=== Study material ===

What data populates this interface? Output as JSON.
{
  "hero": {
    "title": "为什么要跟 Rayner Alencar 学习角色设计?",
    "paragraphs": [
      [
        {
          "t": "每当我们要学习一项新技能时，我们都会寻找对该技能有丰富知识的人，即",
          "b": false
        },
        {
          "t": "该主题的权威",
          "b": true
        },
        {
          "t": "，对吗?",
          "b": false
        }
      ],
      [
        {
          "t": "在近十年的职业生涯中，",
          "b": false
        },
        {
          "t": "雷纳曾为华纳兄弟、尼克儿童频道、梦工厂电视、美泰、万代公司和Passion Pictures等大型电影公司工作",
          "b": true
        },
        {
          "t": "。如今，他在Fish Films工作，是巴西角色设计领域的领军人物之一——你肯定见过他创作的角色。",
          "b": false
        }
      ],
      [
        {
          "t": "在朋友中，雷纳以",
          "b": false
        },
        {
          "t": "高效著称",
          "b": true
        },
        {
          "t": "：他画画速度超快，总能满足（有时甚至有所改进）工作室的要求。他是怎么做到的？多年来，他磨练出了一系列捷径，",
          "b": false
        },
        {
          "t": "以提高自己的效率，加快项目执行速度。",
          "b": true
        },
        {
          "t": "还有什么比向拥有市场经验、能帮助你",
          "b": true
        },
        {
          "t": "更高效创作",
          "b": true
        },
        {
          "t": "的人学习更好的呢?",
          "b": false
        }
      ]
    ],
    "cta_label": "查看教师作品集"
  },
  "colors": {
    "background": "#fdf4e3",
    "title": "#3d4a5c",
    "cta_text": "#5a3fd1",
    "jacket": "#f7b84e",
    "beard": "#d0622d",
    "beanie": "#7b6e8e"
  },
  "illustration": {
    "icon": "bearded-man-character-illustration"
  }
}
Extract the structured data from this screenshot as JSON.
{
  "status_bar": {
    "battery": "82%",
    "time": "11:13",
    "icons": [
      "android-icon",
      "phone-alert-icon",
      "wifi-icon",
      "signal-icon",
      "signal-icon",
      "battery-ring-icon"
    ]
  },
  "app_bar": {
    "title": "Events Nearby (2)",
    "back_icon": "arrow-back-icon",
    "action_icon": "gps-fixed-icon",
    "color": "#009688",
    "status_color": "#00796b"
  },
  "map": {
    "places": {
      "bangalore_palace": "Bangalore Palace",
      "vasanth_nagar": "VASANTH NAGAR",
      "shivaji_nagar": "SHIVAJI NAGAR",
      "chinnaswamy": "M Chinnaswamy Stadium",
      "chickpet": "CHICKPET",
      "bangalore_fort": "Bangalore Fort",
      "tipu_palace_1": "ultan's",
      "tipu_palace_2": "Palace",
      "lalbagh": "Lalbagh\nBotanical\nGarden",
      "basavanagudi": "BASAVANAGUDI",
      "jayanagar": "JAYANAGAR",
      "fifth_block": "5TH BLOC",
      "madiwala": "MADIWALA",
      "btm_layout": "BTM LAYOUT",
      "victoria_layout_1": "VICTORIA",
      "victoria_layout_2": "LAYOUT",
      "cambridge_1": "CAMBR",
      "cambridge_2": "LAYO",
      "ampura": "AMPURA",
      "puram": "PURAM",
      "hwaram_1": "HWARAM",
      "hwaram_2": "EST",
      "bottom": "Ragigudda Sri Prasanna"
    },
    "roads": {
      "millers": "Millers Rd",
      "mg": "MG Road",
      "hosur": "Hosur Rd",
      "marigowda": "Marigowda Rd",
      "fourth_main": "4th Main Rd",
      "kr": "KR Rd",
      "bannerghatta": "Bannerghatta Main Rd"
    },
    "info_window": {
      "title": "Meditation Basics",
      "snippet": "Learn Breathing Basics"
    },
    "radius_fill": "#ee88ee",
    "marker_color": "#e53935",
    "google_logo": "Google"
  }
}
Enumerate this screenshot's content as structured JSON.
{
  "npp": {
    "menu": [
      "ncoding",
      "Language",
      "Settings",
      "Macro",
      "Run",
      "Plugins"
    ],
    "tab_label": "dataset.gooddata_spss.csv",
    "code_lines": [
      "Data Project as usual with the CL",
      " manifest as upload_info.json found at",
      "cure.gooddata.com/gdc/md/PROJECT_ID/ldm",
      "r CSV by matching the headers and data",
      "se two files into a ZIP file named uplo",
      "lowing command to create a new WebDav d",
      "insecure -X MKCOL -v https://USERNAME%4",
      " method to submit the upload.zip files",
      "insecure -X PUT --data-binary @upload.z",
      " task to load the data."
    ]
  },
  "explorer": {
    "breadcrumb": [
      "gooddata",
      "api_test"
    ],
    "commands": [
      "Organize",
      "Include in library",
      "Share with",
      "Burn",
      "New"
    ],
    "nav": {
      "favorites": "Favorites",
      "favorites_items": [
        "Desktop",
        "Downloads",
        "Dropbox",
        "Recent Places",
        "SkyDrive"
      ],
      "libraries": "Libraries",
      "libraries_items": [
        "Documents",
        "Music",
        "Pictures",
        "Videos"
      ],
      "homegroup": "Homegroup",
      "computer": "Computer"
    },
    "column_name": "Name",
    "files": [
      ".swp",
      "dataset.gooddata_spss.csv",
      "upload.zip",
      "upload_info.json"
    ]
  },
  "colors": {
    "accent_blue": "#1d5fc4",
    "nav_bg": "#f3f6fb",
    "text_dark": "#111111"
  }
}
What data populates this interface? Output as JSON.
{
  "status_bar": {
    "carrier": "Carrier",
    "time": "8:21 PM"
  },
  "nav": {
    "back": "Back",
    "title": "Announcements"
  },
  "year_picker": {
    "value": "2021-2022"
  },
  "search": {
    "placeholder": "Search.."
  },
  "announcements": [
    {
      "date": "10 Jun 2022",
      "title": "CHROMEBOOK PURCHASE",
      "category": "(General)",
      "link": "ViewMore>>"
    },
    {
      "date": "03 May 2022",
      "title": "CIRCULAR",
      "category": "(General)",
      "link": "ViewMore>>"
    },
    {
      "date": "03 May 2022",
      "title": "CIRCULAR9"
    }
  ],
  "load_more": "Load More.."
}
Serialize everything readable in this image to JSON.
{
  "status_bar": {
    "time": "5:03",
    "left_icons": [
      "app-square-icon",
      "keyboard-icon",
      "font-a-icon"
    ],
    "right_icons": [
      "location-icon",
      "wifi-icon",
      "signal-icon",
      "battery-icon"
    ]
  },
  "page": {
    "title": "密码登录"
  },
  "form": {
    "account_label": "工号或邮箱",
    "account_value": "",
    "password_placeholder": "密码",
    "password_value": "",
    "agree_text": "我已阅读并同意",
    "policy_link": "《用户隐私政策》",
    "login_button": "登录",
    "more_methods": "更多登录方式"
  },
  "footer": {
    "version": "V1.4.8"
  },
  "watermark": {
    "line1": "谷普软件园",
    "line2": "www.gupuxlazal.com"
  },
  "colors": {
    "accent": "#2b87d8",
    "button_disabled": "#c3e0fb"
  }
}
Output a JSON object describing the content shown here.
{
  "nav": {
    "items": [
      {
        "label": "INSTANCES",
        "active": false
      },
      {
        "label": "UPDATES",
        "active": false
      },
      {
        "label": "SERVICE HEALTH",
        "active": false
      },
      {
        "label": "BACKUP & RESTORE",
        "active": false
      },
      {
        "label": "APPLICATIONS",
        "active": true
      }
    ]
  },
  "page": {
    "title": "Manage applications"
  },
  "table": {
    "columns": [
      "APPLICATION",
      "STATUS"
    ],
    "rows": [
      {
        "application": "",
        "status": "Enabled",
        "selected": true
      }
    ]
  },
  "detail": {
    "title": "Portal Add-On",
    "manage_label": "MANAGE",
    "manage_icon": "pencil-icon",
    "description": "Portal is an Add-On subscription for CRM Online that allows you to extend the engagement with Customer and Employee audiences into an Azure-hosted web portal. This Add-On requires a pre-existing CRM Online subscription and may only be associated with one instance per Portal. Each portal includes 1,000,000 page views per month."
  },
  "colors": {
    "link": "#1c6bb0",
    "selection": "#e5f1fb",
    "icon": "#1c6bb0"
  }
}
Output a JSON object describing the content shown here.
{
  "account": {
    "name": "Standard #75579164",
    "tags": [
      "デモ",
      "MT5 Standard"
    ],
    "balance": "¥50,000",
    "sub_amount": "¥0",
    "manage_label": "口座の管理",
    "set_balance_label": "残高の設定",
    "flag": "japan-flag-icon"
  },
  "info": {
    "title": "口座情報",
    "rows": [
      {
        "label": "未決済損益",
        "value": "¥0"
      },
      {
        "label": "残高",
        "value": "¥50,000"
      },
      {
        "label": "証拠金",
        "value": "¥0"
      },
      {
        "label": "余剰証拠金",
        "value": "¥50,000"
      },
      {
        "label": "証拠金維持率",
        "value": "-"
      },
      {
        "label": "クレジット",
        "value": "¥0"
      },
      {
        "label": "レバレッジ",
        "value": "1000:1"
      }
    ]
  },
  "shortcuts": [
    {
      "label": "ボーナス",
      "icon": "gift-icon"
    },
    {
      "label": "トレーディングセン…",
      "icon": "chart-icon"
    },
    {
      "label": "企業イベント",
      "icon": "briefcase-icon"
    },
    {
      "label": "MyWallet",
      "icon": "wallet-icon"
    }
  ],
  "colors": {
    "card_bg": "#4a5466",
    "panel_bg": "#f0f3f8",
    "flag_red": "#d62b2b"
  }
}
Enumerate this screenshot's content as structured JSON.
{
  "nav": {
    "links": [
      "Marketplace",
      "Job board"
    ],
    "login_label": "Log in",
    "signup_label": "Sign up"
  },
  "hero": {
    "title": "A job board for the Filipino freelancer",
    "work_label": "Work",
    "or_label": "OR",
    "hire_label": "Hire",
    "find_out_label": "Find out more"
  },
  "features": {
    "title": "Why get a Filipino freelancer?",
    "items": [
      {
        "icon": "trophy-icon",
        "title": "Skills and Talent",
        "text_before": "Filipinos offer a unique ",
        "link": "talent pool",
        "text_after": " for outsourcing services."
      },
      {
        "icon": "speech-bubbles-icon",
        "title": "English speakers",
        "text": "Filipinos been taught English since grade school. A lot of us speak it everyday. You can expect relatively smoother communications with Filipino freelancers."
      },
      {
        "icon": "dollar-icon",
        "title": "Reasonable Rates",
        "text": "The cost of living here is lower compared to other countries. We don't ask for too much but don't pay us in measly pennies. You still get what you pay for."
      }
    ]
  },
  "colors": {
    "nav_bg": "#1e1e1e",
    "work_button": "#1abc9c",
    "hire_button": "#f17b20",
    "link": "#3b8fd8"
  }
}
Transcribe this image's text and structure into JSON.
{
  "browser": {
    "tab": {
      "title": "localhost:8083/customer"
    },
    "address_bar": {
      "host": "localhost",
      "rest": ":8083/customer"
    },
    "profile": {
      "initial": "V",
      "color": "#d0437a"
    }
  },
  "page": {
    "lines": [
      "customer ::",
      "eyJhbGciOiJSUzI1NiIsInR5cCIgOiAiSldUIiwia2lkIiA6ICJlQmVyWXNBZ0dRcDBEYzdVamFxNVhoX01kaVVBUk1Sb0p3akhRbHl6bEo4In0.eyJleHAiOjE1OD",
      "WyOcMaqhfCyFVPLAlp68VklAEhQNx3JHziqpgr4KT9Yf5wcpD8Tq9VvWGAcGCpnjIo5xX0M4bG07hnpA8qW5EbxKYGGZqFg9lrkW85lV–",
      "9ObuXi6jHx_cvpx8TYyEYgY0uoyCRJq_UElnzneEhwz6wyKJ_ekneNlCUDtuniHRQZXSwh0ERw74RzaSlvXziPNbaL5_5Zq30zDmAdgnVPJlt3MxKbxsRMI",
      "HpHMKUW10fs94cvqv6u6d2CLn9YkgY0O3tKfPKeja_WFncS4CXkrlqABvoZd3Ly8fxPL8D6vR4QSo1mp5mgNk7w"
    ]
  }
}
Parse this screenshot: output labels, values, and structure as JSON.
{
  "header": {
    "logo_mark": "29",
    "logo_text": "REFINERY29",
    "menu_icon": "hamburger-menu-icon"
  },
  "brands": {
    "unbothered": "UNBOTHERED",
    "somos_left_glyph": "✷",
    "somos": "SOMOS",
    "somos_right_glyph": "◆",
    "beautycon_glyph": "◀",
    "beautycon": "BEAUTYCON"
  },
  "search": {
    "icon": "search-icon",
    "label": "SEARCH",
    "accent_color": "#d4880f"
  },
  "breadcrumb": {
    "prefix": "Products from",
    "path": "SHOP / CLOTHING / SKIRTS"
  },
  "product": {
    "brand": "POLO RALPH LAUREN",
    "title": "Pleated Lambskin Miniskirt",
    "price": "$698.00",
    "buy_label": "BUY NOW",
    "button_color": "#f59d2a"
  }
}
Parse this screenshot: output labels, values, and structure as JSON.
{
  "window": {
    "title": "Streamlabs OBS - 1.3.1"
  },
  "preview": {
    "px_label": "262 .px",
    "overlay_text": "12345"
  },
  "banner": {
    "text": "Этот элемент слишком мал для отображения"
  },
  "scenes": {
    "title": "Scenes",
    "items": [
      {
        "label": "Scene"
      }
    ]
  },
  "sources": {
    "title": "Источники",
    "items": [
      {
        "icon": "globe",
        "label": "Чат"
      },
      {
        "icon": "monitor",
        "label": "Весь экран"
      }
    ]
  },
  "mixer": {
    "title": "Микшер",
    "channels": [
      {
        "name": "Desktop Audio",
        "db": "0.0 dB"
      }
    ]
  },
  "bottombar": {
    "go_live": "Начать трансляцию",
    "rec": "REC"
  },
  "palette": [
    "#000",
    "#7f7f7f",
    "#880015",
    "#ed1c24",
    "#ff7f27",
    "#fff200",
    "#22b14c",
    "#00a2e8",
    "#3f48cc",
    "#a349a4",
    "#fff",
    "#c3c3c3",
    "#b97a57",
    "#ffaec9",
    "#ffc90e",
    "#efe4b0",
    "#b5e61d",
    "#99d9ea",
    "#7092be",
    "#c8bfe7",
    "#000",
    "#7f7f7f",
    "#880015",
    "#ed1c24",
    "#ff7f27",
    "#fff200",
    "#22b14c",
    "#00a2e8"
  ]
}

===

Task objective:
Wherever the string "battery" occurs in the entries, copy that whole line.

Answer box:
    "battery": "82%",
      "battery-ring-icon"
      "battery-icon"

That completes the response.